The Hollywood actor speaks out about US foreign policy, issues of privacy and the role of the media.
Sean Penn is often the man in the spotlight, firing up the crowds and demanding change.
His performances on screen have made him one of Hollywood’s most respected actors, earning him two Academy Awards.
I am an American, and to engage in the culture of complaint about our own credibility failures is to have to acknowledge the part that we as citizens play, and [that we] have failed our own government. Not only the failure of the government towards us and to the world.
But aside from his career success, some have not appreciated his support for Venezuela’s former president Hugo Chavez, or his stance on the US’ war in Iraq when he accused the Bush administration of criminal acts.
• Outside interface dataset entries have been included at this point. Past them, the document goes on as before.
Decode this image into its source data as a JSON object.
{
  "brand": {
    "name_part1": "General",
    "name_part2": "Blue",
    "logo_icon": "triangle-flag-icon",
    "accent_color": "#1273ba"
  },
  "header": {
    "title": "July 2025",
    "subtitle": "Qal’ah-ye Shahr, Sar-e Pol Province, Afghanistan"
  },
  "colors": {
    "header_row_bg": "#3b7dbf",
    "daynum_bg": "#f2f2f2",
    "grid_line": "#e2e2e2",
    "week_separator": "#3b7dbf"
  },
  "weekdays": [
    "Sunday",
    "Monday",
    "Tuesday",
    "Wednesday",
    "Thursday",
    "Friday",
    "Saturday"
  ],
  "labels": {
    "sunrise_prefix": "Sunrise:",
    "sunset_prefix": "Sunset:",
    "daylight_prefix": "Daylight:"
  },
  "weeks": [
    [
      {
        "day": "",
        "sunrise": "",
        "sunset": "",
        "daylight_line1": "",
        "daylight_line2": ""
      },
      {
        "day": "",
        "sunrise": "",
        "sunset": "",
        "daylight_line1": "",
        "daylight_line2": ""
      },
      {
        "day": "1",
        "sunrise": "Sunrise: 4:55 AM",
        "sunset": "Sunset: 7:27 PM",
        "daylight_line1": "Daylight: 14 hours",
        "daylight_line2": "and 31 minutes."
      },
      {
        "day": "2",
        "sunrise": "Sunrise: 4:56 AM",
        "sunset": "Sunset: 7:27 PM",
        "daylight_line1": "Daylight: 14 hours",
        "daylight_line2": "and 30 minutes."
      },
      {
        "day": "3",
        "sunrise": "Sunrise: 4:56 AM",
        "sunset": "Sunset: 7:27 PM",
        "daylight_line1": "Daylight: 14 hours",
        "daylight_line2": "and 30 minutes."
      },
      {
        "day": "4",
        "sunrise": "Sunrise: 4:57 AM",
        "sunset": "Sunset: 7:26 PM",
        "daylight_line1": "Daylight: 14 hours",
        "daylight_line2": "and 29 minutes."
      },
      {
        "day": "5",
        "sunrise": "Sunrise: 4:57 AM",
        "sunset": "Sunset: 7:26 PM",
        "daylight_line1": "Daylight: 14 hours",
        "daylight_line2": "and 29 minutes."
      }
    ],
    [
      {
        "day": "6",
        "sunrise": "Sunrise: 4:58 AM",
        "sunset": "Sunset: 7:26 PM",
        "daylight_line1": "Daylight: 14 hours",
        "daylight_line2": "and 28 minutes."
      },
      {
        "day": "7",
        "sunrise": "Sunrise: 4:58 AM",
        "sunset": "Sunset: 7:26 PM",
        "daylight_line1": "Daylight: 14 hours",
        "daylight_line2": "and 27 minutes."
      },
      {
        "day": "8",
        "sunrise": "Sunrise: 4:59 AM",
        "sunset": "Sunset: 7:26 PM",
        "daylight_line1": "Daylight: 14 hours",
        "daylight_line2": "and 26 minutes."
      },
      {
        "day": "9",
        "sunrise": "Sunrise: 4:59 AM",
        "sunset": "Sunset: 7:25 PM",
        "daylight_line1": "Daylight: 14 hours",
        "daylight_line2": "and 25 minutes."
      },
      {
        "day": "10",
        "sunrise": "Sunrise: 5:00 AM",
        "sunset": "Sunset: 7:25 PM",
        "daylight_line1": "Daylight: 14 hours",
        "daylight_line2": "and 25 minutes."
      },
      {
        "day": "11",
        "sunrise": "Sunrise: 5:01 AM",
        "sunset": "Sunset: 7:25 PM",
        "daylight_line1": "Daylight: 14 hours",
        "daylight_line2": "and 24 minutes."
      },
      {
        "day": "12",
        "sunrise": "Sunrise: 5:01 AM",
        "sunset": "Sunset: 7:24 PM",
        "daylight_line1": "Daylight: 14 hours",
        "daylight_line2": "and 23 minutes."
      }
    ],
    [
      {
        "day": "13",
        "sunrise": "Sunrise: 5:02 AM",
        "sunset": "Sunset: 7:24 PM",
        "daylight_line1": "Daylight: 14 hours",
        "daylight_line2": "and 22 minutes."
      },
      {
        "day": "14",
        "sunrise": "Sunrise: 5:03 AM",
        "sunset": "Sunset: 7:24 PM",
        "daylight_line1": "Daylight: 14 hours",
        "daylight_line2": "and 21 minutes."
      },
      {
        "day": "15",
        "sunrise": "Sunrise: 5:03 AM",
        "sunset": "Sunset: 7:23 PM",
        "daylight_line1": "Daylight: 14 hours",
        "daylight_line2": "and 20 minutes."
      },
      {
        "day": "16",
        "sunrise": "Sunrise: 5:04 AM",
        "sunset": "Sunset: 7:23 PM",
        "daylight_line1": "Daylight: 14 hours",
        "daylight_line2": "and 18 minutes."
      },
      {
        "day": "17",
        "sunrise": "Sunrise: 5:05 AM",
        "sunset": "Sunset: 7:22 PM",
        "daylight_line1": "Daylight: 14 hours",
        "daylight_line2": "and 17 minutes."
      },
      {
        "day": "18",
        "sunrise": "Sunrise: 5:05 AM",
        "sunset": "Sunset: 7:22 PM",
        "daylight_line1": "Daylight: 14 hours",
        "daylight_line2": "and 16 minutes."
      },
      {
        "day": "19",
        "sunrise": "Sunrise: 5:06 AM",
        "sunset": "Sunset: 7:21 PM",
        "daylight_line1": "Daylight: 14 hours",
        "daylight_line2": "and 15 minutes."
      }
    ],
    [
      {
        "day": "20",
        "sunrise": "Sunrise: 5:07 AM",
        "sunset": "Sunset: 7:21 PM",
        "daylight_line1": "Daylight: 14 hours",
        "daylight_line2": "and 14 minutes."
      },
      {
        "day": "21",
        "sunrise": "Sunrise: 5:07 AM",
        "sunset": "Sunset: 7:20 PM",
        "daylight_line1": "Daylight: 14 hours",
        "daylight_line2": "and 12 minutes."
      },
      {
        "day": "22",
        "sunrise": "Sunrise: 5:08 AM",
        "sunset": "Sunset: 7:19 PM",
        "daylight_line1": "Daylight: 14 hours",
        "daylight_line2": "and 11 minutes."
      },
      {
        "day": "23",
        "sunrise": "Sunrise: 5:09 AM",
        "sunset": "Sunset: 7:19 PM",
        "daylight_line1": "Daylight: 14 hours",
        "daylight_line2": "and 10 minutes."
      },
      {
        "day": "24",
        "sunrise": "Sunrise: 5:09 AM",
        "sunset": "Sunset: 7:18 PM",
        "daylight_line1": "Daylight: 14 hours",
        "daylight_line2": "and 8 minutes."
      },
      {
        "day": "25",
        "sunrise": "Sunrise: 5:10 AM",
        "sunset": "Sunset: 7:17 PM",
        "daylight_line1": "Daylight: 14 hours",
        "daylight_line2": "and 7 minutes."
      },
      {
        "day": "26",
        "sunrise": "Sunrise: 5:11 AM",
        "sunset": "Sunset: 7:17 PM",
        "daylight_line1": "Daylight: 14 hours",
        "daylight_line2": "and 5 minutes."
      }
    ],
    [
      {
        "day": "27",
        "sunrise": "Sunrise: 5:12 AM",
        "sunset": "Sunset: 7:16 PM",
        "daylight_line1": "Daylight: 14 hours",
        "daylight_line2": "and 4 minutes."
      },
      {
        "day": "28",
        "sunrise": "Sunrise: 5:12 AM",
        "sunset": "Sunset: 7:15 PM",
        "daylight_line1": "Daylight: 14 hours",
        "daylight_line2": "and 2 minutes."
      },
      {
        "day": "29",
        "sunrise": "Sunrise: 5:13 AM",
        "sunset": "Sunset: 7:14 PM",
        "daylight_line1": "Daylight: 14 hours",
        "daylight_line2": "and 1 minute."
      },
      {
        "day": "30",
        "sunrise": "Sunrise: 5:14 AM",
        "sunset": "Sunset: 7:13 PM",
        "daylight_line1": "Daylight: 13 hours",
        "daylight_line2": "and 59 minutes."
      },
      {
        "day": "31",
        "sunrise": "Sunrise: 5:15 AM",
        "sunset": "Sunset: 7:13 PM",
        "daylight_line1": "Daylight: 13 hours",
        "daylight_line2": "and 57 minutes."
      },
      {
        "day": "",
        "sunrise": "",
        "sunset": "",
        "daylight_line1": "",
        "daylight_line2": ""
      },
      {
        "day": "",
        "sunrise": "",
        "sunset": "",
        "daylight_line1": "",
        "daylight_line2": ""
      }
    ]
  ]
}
Penn is not afraid of controversy, and of questioning those in power. He knows his position in popular culture can benefit the causes he believes in, leading to his humanitarian and activist work in countries including Haiti and Pakistan.
“I am an American, and to engage in the culture of complaint about our own credibility failures is to have to acknowledge the part that we as citizens play, and [that we] have failed our own government. Not only the failure of the government towards us and to the world,” Penn tells Al Jazeera.
“There are great successes through the US government. We saw an incredible response in Haiti, from the White House to the State Department to the Pentagon, and the people. And we have seen deviant interventions historically as well,” he says.
“I think that we don’t start to correct any of those things beginning with government. We have to get increasingly engaged in the policies.
“And I think one of the big things where we have to recognise we are complicit, is that we have been far too comfort-addicted, which has led us to be reluctant to boycott corporate interests which are lobbying these policies in government.”
This week on Talk to Al Jazeera, Oscar-winning actor – and activist – Sean Penn discusses his current passions and the things that move him to act, as well as issues of privacy and US foreign policy.
[He pinpoints that fact that only about 20% of U.S. citizens hold passports, ed.]